INPUT MATERIAL Start Marker

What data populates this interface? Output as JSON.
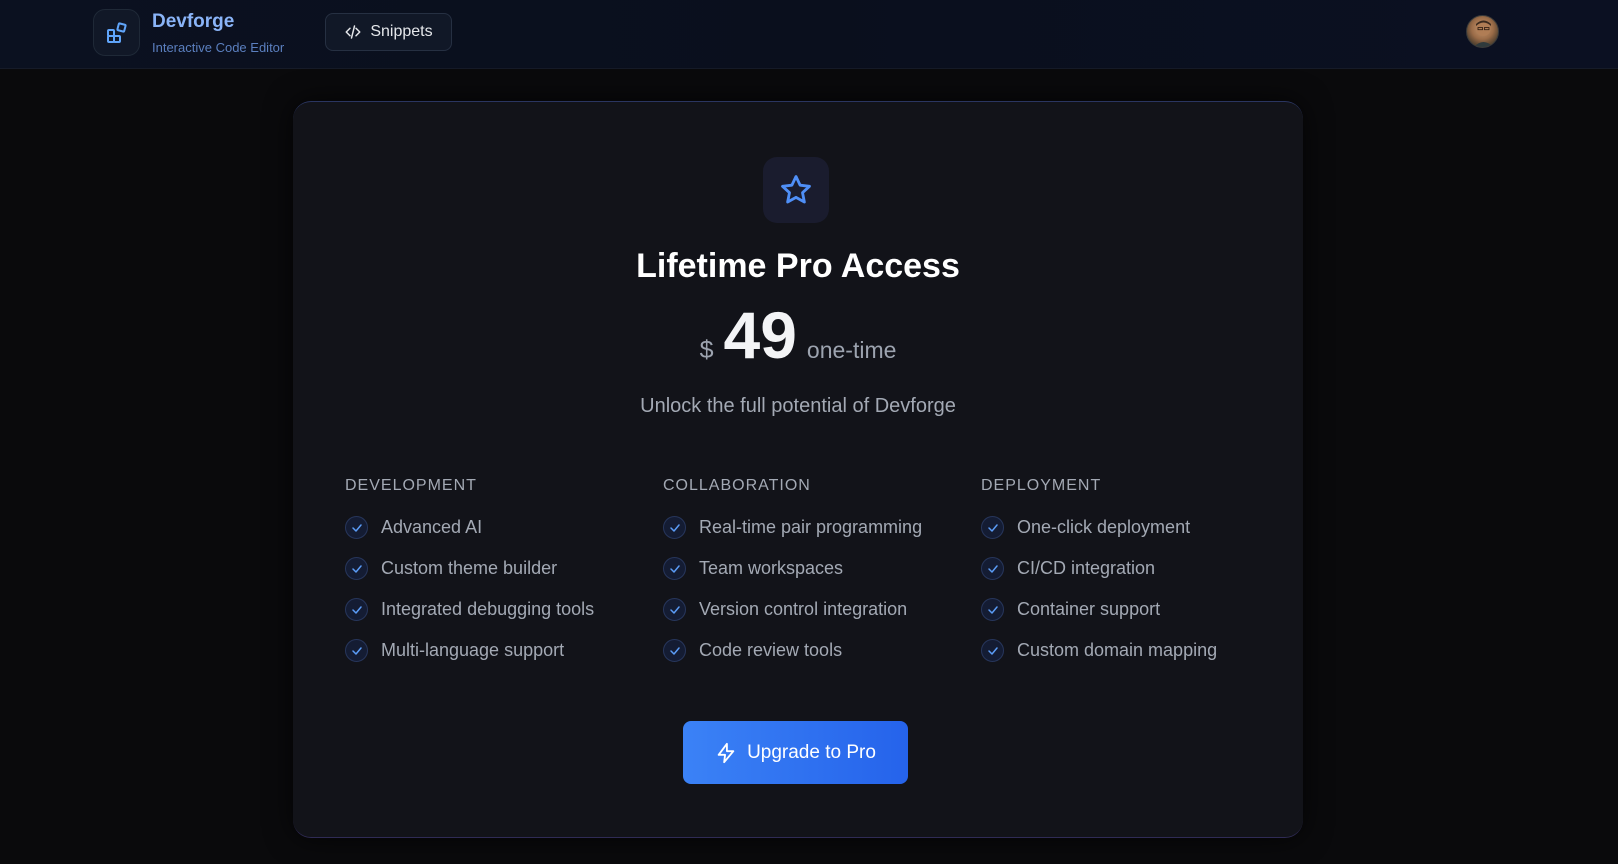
{
  "header": {
    "brand_name": "Devforge",
    "brand_subtitle": "Interactive Code Editor",
    "snippets_label": "Snippets",
    "logo_icon": "layout-grid-icon",
    "accent_color": "#8ab4f8"
  },
  "card": {
    "icon": "star-icon",
    "title": "Lifetime Pro Access",
    "price_currency": "$",
    "price_amount": "49",
    "price_period": "one-time",
    "tagline": "Unlock the full potential of Devforge",
    "columns": [
      {
        "heading": "DEVELOPMENT",
        "features": [
          "Advanced AI",
          "Custom theme builder",
          "Integrated debugging tools",
          "Multi-language support"
        ]
      },
      {
        "heading": "COLLABORATION",
        "features": [
          "Real-time pair programming",
          "Team workspaces",
          "Version control integration",
          "Code review tools"
        ]
      },
      {
        "heading": "DEPLOYMENT",
        "features": [
          "One-click deployment",
          "CI/CD integration",
          "Container support",
          "Custom domain mapping"
        ]
      }
    ],
    "cta_label": "Upgrade to Pro",
    "cta_icon": "zap-icon",
    "cta_color": "#3b82f6"
  }
}
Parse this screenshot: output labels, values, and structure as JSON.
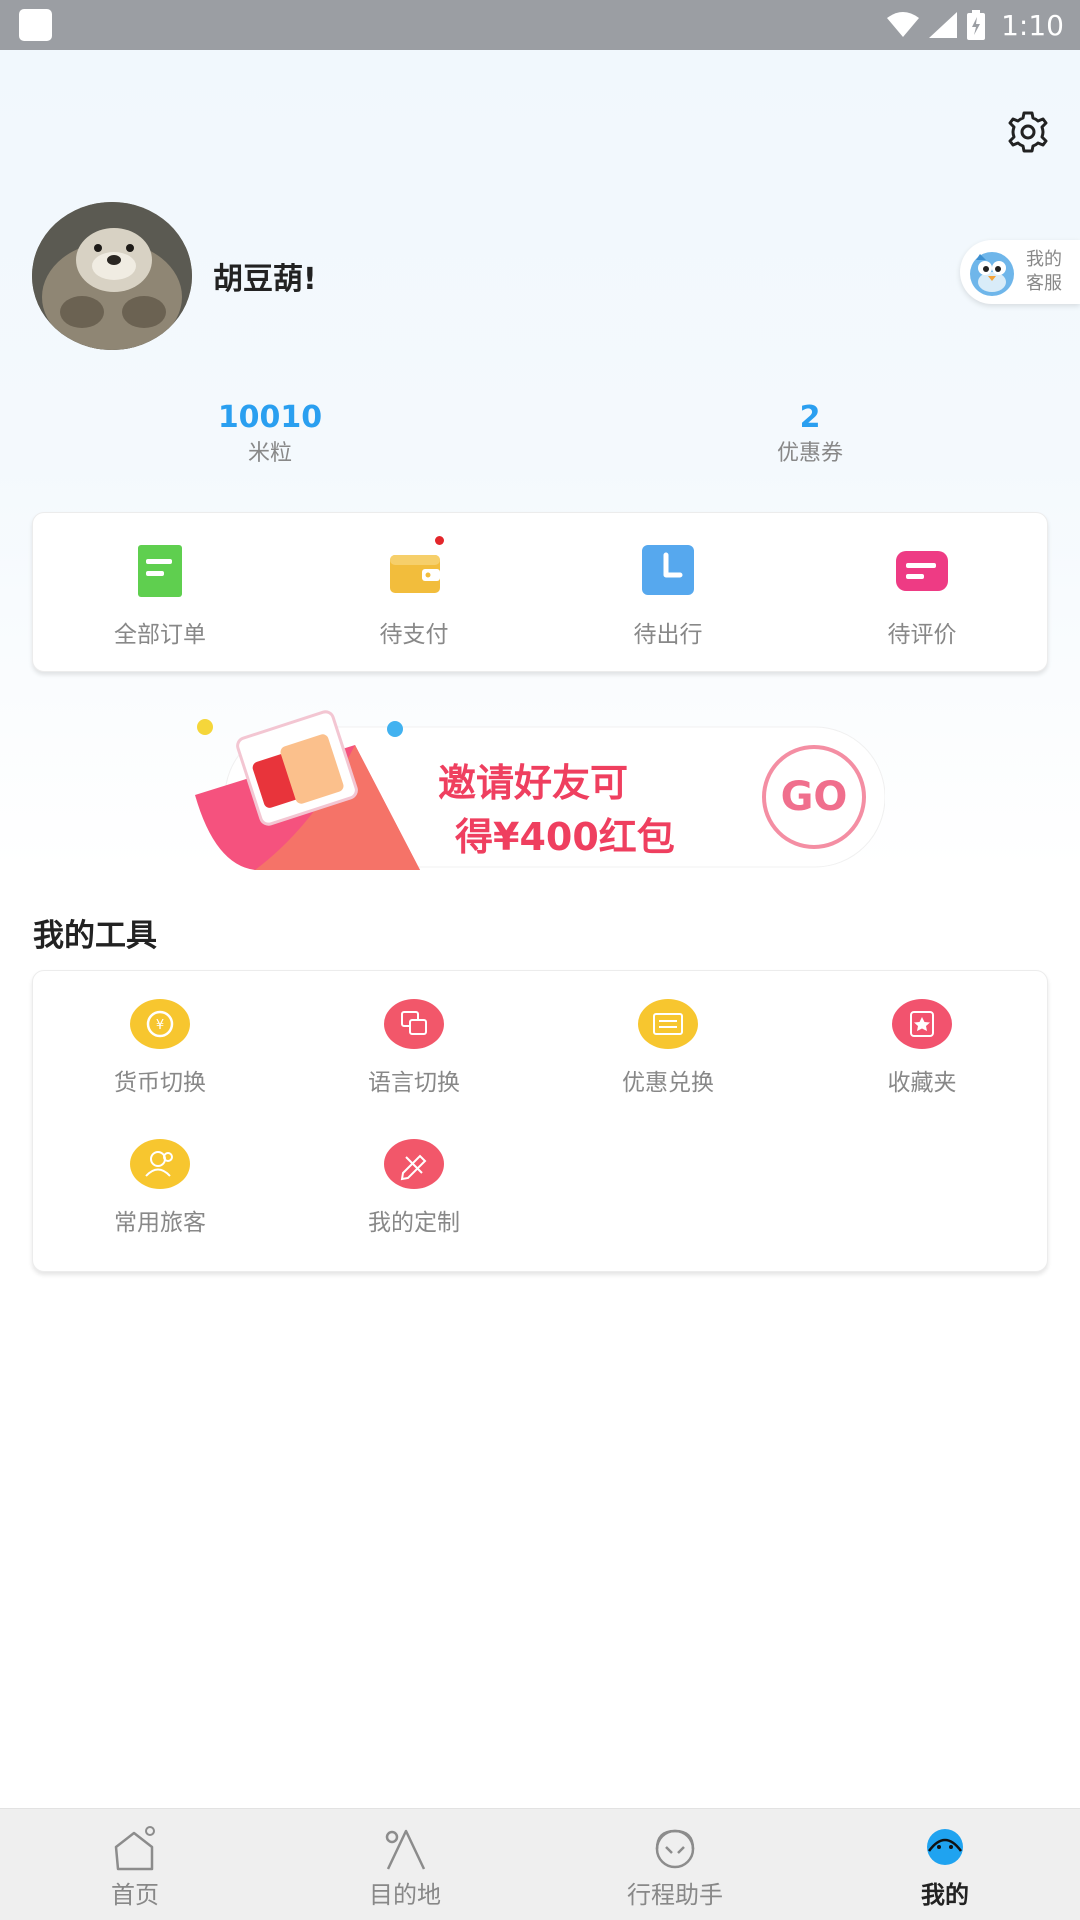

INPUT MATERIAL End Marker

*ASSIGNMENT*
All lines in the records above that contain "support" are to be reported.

*TASK RESULT*
          "Multi-language support"
          "Container support",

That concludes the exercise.